Start of Recorded information

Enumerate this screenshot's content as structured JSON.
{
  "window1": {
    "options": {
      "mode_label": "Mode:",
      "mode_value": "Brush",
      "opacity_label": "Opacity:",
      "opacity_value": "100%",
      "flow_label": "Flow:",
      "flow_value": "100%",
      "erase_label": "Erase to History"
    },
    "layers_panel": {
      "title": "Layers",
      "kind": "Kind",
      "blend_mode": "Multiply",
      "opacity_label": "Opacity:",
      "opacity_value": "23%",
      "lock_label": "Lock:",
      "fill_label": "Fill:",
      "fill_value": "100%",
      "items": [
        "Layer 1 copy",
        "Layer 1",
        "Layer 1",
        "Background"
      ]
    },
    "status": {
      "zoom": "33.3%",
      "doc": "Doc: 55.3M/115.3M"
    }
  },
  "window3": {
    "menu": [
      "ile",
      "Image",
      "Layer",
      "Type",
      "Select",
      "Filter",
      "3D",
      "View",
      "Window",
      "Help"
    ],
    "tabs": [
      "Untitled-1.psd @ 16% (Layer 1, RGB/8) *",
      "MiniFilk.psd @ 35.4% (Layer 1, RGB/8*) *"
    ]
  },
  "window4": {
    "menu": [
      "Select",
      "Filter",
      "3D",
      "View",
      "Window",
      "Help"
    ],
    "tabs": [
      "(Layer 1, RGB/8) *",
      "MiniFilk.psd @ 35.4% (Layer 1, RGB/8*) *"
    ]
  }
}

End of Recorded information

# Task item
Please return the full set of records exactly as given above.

# The completed task
Enumerate this screenshot's content as structured JSON.
{
  "window1": {
    "options": {
      "mode_label": "Mode:",
      "mode_value": "Brush",
      "opacity_label": "Opacity:",
      "opacity_value": "100%",
      "flow_label": "Flow:",
      "flow_value": "100%",
      "erase_label": "Erase to History"
    },
    "layers_panel": {
      "title": "Layers",
      "kind": "Kind",
      "blend_mode": "Multiply",
      "opacity_label": "Opacity:",
      "opacity_value": "23%",
      "lock_label": "Lock:",
      "fill_label": "Fill:",
      "fill_value": "100%",
      "items": [
        "Layer 1 copy",
        "Layer 1",
        "Layer 1",
        "Background"
      ]
    },
    "status": {
      "zoom": "33.3%",
      "doc": "Doc: 55.3M/115.3M"
    }
  },
  "window3": {
    "menu": [
      "ile",
      "Image",
      "Layer",
      "Type",
      "Select",
      "Filter",
      "3D",
      "View",
      "Window",
      "Help"
    ],
    "tabs": [
      "Untitled-1.psd @ 16% (Layer 1, RGB/8) *",
      "MiniFilk.psd @ 35.4% (Layer 1, RGB/8*) *"
    ]
  },
  "window4": {
    "menu": [
      "Select",
      "Filter",
      "3D",
      "View",
      "Window",
      "Help"
    ],
    "tabs": [
      "(Layer 1, RGB/8) *",
      "MiniFilk.psd @ 35.4% (Layer 1, RGB/8*) *"
    ]
  }
}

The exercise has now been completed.